> [Extracted material]
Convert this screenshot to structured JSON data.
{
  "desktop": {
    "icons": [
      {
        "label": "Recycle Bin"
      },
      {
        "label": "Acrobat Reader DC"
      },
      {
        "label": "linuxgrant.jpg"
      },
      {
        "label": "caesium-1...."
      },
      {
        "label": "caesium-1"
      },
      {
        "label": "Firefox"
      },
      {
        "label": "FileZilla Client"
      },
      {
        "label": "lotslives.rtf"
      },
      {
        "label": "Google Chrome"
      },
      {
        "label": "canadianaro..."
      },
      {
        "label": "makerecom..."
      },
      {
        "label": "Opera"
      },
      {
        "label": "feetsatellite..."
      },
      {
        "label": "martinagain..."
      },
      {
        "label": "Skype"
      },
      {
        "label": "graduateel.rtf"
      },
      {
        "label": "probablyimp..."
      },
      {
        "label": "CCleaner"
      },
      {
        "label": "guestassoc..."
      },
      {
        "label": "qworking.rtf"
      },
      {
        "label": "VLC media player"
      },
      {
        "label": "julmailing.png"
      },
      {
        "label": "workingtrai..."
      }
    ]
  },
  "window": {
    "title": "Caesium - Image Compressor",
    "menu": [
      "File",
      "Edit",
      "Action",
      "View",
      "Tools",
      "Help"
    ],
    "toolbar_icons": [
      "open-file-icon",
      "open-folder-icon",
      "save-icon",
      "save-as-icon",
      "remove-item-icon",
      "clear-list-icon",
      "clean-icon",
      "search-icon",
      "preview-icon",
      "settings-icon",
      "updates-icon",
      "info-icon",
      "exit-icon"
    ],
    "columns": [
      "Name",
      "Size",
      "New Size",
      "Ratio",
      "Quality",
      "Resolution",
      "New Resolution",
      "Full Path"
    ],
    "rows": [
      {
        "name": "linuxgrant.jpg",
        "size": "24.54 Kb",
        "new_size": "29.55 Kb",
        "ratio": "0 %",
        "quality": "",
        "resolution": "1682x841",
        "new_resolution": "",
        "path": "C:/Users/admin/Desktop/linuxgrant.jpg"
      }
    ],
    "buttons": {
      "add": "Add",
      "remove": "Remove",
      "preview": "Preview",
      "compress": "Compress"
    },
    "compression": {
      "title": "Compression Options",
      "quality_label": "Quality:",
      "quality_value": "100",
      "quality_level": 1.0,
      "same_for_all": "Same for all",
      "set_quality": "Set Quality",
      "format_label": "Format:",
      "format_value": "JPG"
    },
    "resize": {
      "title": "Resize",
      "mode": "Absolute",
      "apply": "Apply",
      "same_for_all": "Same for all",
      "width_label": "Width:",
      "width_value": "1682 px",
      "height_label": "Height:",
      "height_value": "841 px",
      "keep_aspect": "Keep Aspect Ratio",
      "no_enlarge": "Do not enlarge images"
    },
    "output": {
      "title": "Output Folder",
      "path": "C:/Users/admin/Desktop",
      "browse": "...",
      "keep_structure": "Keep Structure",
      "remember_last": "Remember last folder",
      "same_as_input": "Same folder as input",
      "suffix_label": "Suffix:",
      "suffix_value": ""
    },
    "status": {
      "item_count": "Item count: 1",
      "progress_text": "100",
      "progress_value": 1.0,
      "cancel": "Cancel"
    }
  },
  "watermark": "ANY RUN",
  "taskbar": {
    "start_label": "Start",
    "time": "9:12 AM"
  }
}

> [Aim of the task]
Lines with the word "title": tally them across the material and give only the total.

> [Task result]
4